Elections director: Criminal investigation to continue
Update, 10:22 a.m.
“A coordinated, unlawful and substantially resourced absentee ballot scheme operated” during the 9th district election, N.C. State Board of Elections executive director Kim Strach told the board Monday.
Investigators conducted 142 interviews and obtained financial records and other documents.
“The criminal investigation will continue to go on after today,” Strach said. “It’s not just about those that have been returned. It’s potentially about those that haven’t been returned,” Strach says.
In Bladen, 595 absentee ballots were unreturned, and 1,493 were not returned in Robeson.
She acknowledged people might not return ballots for other reasons, like forgetting or deciding to vote in person. But Strach said the major absentee ballot irregularities were limited to Bladen and Robeson counties.
Evidentiary hearing called to order
Update, 10:02 a.m.
The evidentiary hearing is underway. State Board of Elections Chairman Bob Cordle called the hearing to order.
Update, 9:55 a.m.
Security told people in line that more of them might be allowed into the room later, if there are still open seats after reporters, witnesses, lawyers and others are seated.
Update, 9:33 a.m.
People are waiting in a long line to get into the hearing, but security is now telling them the room is at capacity.
Protesters gather to call for new election
Update, 9:25 a.m.
Outside the State Bar offices, a small group of protesters including some voters from the 9th district gathered for a news conference to call for a new election.
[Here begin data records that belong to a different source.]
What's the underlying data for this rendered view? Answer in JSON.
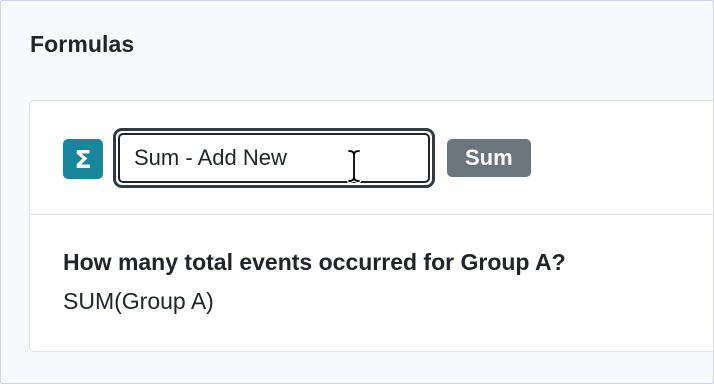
{
  "section": {
    "title": "Formulas"
  },
  "formula_card": {
    "icon": "sigma-icon",
    "icon_glyph": "Σ",
    "icon_color": "#17869b",
    "name_input": {
      "value": "Sum - Add New"
    },
    "type_badge": {
      "label": "Sum",
      "color": "#6c757d"
    },
    "question": "How many total events occurred for Group A?",
    "expression": "SUM(Group A)"
  }
}
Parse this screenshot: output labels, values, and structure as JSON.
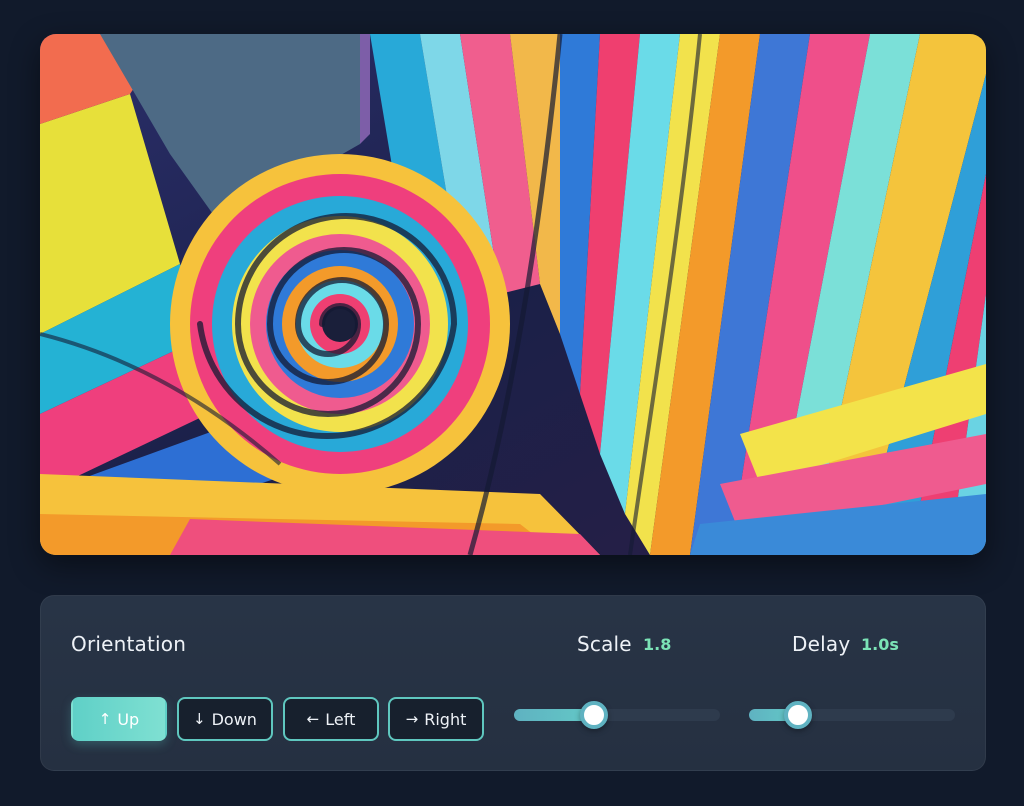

The demonstration was organized by liberal groups led by Progress NC Action.
The group said the alleged fraud was particularly bad because it occurred in a part of the state that was recovering from Hurricane Florence, which had caused widespread damages less than two months before the election.
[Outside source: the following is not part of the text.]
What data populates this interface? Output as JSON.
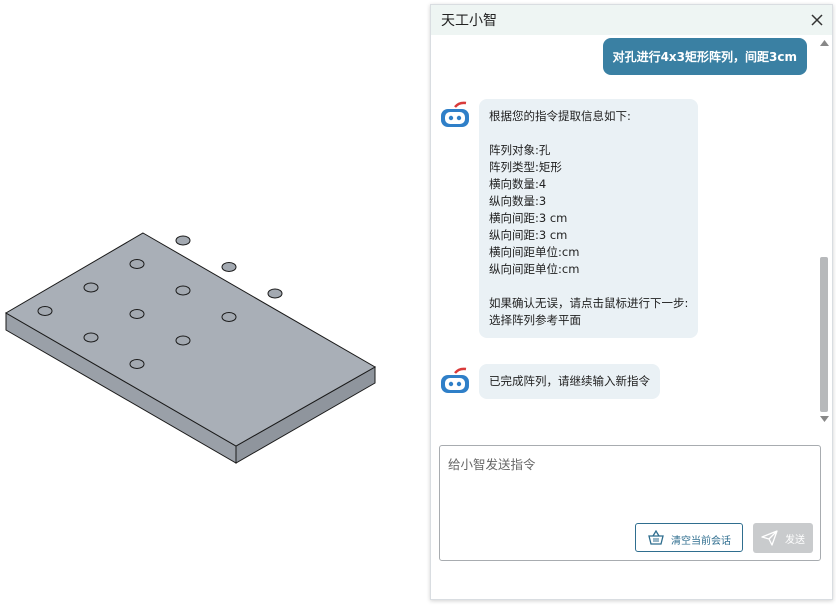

McCrae Dowless arrives at hearing
Update, 9:10 a.m.
McCrae Dowless, the Bladen County political operative identified by the state elections board as a “person of interest” in its investigation, has arrived at the hearing.
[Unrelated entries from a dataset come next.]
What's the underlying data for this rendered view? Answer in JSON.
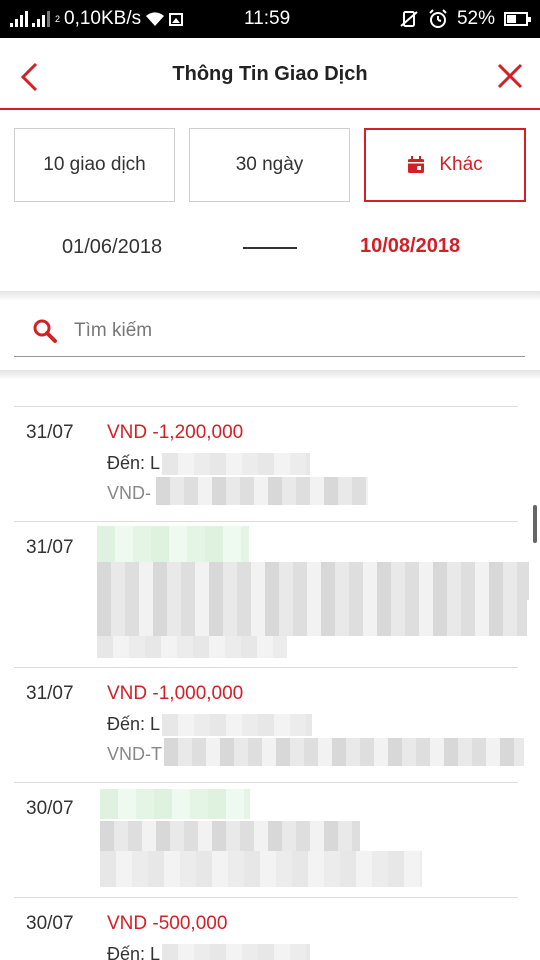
{
  "status_bar": {
    "net_speed": "0,10KB/s",
    "sim_label": "2",
    "time": "11:59",
    "battery": "52%",
    "icons": [
      "signal-icon",
      "signal-icon",
      "wifi-icon",
      "image-icon",
      "vibrate-off-icon",
      "alarm-icon",
      "battery-icon"
    ]
  },
  "header": {
    "title": "Thông Tin Giao Dịch",
    "back_icon": "chevron-left-icon",
    "close_icon": "close-icon"
  },
  "filters": {
    "btn_transactions": "10 giao dịch",
    "btn_days": "30 ngày",
    "btn_other": "Khác",
    "selected": "Khác"
  },
  "date_range": {
    "from": "01/06/2018",
    "to": "10/08/2018"
  },
  "search": {
    "placeholder": "Tìm kiếm"
  },
  "transactions": [
    {
      "date": "31/07",
      "amount": "VND -1,200,000",
      "to_prefix": "Đến: L",
      "acct_prefix": "VND-"
    },
    {
      "date": "31/07",
      "amount": "",
      "to_prefix": "",
      "acct_prefix": ""
    },
    {
      "date": "31/07",
      "amount": "VND -1,000,000",
      "to_prefix": "Đến: L",
      "acct_prefix": "VND-T"
    },
    {
      "date": "30/07",
      "amount": "",
      "to_prefix": "",
      "acct_prefix": ""
    },
    {
      "date": "30/07",
      "amount": "VND -500,000",
      "to_prefix": "Đến: L",
      "acct_prefix": ""
    }
  ],
  "colors": {
    "accent": "#d32027",
    "text": "#222222",
    "muted": "#888888",
    "border": "#cfcfcf"
  }
}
As reporters asked him questions and protesters shouted “lock him up,” Dowless silently walked into the NC State Bar with a small group of supporters.
Hearing expected to last until at least Tuesday
Original post, 6 a.m.:
More than three months after the election for North Carolina’s 9th Congressional District, a new State Board of Elections plans to kick off hearings Monday that could resolve the nation’s only remaining disputed race.
Republican Mark Harris leads Democrat Dan McCready by 905 votes in the unofficial count. But the previous state board twice refused to certify the results, and allegations of illegal ballot collection and election fraud by a political operative working for Harris in Bladen County have thrown the race into turmoil.
The 9th District seat remains vacant. McCready and the Democrats want a new election, claiming the results are tainted by fraud. Harris and the Republicans want him certified as the winner, and they’ve painted the investigation as a conspiracy to deny them the seat.
This week’s hearing will start at 10 a.m. Monday, at the North Carolina State Bar in downtown Raleigh. It’s expected to run at least through Tuesday afternoon, and could stretch into Wednesday.
The hearing will start with a presentation of the investigation’s findings by Board of Elections staff. McCready and Harris have asked for about 70 witnesses to be subpoenaed, including key players like Bladen County political operative McCrae Dowless, Cornelius-based Republican political consultant Andy Yates, and each other.
The newly appointed board, made up of three Democrats and two Republicans, will then decide whether to certify the race or order a new election. Three votes are needed to certify the election, and four are needed to order a new election.
If the board deadlocks and doesn’t have enough votes either way, it’s unclear what happens next. Harris wants the board to certify him the winner within 10 days if that happens, while McCready wants the U.S. House to decide whether there should be a new election, since the House has final say over whether to seat its members.
Follow along here for an updated story throughout the hearing that details evidence, witness testimony and more. This story will be updated throughout the hearing to reflect the latest developments.